True to Corsair’s claims, the A500 actually allows the Ryzen 7 3800X CPU to maintain a higher boost clock, than the reference cooler. The AIO unit does even better adding another 25MHz to this. This is under Prim’95 AVX load so the frequency is pretty impressive. By comparison the A500 allows an additional 75MHz on top of what the PRISM cooler allows.
Usually when we test CPU stability and overclocks, we resort to programs and applications that load the CPU in ways our games rarely ever do. Naturally most coolers can’t keep the temperature under 90’C for Prime’95. Normal or typical gaming scenarios however see far more sensible figures with even the Prism cooler topping out at 68’C. This is where we see the Corsair A500 come into it’s own, delivering near identical gaming load performance. Under Prime’95 for some reason it actually did better than the AIO unit. Not expected but certainly appreciated.
For the overclocked settings, I chose a high CPU voltage of 1.4v in order to stress the coolers within reasonable limits. This is where the AMD Prism cooler couldn’t cope and the system would shut down. I’d not say the A500 nor the AIO unit are handling the Prime95 load well either, but at the very least they could maintain this astronomical temperature for a solid four to six minutes before the test was stopped.

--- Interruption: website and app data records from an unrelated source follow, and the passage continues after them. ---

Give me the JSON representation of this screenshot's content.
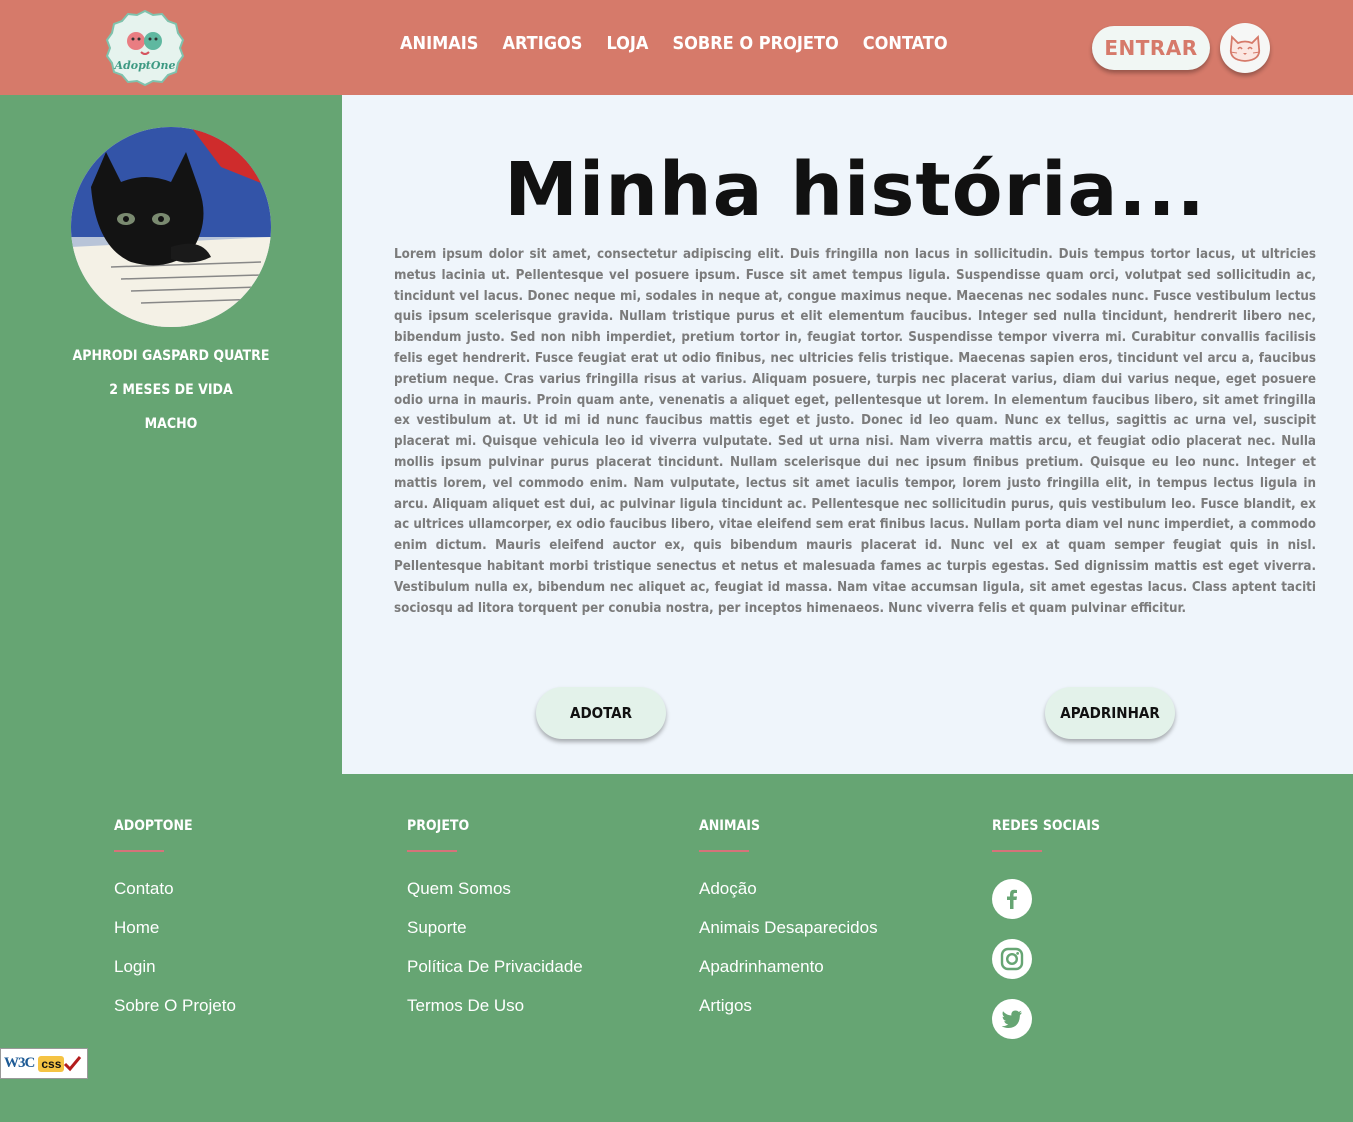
{
  "header": {
    "logo_text": "AdoptOne",
    "nav": [
      "ANIMAIS",
      "ARTIGOS",
      "LOJA",
      "SOBRE O PROJETO",
      "CONTATO"
    ],
    "login_label": "ENTRAR",
    "user_icon": "cat-face-icon"
  },
  "pet": {
    "name": "APHRODI GASPARD QUATRE",
    "age": "2 MESES DE VIDA",
    "sex": "MACHO",
    "photo": "black kitten on open book"
  },
  "main": {
    "title": "Minha história...",
    "story": "Lorem ipsum dolor sit amet, consectetur adipiscing elit. Duis fringilla non lacus in sollicitudin. Duis tempus tortor lacus, ut ultricies metus lacinia ut. Pellentesque vel posuere ipsum. Fusce sit amet tempus ligula. Suspendisse quam orci, volutpat sed sollicitudin ac, tincidunt vel lacus. Donec neque mi, sodales in neque at, congue maximus neque. Maecenas nec sodales nunc. Fusce vestibulum lectus quis ipsum scelerisque gravida. Nullam tristique purus et elit elementum faucibus. Integer sed nulla tincidunt, hendrerit libero nec, bibendum justo. Sed non nibh imperdiet, pretium tortor in, feugiat tortor. Suspendisse tempor viverra mi. Curabitur convallis facilisis felis eget hendrerit. Fusce feugiat erat ut odio finibus, nec ultricies felis tristique. Maecenas sapien eros, tincidunt vel arcu a, faucibus pretium neque. Cras varius fringilla risus at varius. Aliquam posuere, turpis nec placerat varius, diam dui varius neque, eget posuere odio urna in mauris. Proin quam ante, venenatis a aliquet eget, pellentesque ut lorem. In elementum faucibus libero, sit amet fringilla ex vestibulum at. Ut id mi id nunc faucibus mattis eget et justo. Donec id leo quam. Nunc ex tellus, sagittis ac urna vel, suscipit placerat mi. Quisque vehicula leo id viverra vulputate. Sed ut urna nisi. Nam viverra mattis arcu, et feugiat odio placerat nec. Nulla mollis ipsum pulvinar purus placerat tincidunt. Nullam scelerisque dui nec ipsum finibus pretium. Quisque eu leo nunc. Integer et mattis lorem, vel commodo enim. Nam vulputate, lectus sit amet iaculis tempor, lorem justo fringilla elit, in tempus lectus ligula in arcu. Aliquam aliquet est dui, ac pulvinar ligula tincidunt ac. Pellentesque nec sollicitudin purus, quis vestibulum leo. Fusce blandit, ex ac ultrices ullamcorper, ex odio faucibus libero, vitae eleifend sem erat finibus lacus. Nullam porta diam vel nunc imperdiet, a commodo enim dictum. Mauris eleifend auctor ex, quis bibendum mauris placerat id. Nunc vel ex at quam semper feugiat quis in nisl. Pellentesque habitant morbi tristique senectus et netus et malesuada fames ac turpis egestas. Sed dignissim mattis est eget viverra. Vestibulum nulla ex, bibendum nec aliquet ac, feugiat id massa. Nam vitae accumsan ligula, sit amet egestas lacus. Class aptent taciti sociosqu ad litora torquent per conubia nostra, per inceptos himenaeos. Nunc viverra felis et quam pulvinar efficitur.",
    "adopt_label": "ADOTAR",
    "sponsor_label": "APADRINHAR"
  },
  "footer": {
    "columns": [
      {
        "title": "ADOPTONE",
        "links": [
          "Contato",
          "Home",
          "Login",
          "Sobre O Projeto"
        ]
      },
      {
        "title": "PROJETO",
        "links": [
          "Quem Somos",
          "Suporte",
          "Política De Privacidade",
          "Termos De Uso"
        ]
      },
      {
        "title": "ANIMAIS",
        "links": [
          "Adoção",
          "Animais Desaparecidos",
          "Apadrinhamento",
          "Artigos"
        ]
      },
      {
        "title": "REDES SOCIAIS",
        "social": [
          "facebook-icon",
          "instagram-icon",
          "twitter-icon"
        ]
      }
    ],
    "badge_w3": "W3C",
    "badge_css": "css"
  },
  "colors": {
    "header": "#d67a6a",
    "green": "#66a573",
    "panel": "#eff5fb",
    "accent_line": "#d6737a",
    "button": "#e3f2ea"
  }
}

Looking at all these results it is the perfect time to talk about the noise or potential noise issue with the A500 cooler. When the fans are at full speed the noise is quite frankly unbearable. In fact, I found that at anything above say 1,100 or maybe 1,200rpm (2,400RPM is max) was too much to call practical, as such I used a silent profile in the motherboard BIOS. What you lose out in, in terms of performance is negligible, (1 to 2 degrees) but it literally is the difference between a cooler you can happily live with and one that is simply not practical to use.